— Work instructions —
Scan the entries below for the word "Excel", then copy each line that holds it.
--
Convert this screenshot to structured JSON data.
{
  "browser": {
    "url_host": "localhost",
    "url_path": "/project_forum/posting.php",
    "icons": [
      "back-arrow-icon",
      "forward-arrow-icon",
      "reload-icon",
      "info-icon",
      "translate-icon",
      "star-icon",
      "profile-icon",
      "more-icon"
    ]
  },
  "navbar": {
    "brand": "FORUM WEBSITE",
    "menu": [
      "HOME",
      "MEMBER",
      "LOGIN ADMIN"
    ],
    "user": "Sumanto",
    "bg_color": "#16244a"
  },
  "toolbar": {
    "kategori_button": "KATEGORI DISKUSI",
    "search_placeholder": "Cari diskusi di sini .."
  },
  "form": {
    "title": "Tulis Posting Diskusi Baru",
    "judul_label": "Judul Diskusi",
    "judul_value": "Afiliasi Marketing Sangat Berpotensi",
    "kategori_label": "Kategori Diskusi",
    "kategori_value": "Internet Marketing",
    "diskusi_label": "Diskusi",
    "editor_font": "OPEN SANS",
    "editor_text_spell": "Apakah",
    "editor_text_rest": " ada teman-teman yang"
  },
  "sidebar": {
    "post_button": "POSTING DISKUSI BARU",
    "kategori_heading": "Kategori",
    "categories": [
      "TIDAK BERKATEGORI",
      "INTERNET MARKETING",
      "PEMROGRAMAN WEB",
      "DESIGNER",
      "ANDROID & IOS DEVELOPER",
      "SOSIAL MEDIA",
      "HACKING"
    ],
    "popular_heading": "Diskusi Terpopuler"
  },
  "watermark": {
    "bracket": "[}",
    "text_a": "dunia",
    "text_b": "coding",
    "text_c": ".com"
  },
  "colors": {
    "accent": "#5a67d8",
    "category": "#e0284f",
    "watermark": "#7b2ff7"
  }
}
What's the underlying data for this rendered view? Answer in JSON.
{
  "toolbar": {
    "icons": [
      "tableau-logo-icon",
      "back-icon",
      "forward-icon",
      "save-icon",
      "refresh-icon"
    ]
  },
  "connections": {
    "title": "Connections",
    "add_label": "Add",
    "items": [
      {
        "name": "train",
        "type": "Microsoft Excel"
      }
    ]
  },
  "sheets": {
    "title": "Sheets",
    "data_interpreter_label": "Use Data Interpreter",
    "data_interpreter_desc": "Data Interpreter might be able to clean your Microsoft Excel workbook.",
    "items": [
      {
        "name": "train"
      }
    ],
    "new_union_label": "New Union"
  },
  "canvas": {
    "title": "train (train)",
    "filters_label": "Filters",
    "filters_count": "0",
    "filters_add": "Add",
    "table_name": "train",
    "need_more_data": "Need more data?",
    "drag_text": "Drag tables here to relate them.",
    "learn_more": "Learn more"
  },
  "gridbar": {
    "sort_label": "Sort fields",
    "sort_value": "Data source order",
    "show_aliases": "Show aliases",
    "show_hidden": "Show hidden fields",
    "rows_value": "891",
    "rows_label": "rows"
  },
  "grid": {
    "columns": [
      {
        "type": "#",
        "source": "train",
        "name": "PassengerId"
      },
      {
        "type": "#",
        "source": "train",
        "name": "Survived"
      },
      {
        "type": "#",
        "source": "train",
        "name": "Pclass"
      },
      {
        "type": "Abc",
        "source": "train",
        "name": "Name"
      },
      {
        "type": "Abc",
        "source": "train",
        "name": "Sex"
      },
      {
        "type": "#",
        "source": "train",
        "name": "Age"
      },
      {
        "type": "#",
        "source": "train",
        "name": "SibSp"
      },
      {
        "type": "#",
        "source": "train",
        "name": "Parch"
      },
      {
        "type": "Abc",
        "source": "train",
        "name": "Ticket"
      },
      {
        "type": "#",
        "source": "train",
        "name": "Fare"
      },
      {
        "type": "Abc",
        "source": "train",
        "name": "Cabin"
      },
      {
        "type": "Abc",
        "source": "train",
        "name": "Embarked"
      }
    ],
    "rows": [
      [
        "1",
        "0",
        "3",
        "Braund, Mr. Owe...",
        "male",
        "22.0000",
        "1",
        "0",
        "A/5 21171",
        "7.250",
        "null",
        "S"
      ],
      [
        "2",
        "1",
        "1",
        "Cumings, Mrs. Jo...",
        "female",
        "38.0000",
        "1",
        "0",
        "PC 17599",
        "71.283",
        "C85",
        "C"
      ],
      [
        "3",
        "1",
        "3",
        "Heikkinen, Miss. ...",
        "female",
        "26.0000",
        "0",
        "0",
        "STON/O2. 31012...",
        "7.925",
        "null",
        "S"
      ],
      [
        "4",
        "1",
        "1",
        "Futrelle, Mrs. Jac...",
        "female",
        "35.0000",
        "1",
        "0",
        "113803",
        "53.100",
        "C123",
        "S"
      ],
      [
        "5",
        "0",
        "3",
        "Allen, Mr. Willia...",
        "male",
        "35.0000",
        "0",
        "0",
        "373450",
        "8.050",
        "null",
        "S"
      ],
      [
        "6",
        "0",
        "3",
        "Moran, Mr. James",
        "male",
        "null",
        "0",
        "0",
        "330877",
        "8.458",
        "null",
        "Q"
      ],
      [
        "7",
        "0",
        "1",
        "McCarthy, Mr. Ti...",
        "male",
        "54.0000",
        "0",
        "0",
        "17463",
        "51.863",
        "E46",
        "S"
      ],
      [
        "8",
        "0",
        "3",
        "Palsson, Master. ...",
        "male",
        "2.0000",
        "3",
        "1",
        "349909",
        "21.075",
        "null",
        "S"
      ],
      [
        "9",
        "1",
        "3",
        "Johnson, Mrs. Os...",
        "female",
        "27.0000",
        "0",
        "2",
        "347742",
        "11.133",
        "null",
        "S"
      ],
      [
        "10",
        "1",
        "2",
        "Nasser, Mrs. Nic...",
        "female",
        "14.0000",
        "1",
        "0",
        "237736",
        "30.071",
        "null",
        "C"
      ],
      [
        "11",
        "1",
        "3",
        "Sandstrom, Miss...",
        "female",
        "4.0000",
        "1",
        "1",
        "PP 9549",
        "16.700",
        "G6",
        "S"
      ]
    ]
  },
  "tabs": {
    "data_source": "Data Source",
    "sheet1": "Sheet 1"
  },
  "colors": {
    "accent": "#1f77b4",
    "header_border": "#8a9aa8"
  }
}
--
— Result for this exercise —
        "type": "Microsoft Excel"
    "data_interpreter_desc": "Data Interpreter might be able to clean your Microsoft Excel workbook.",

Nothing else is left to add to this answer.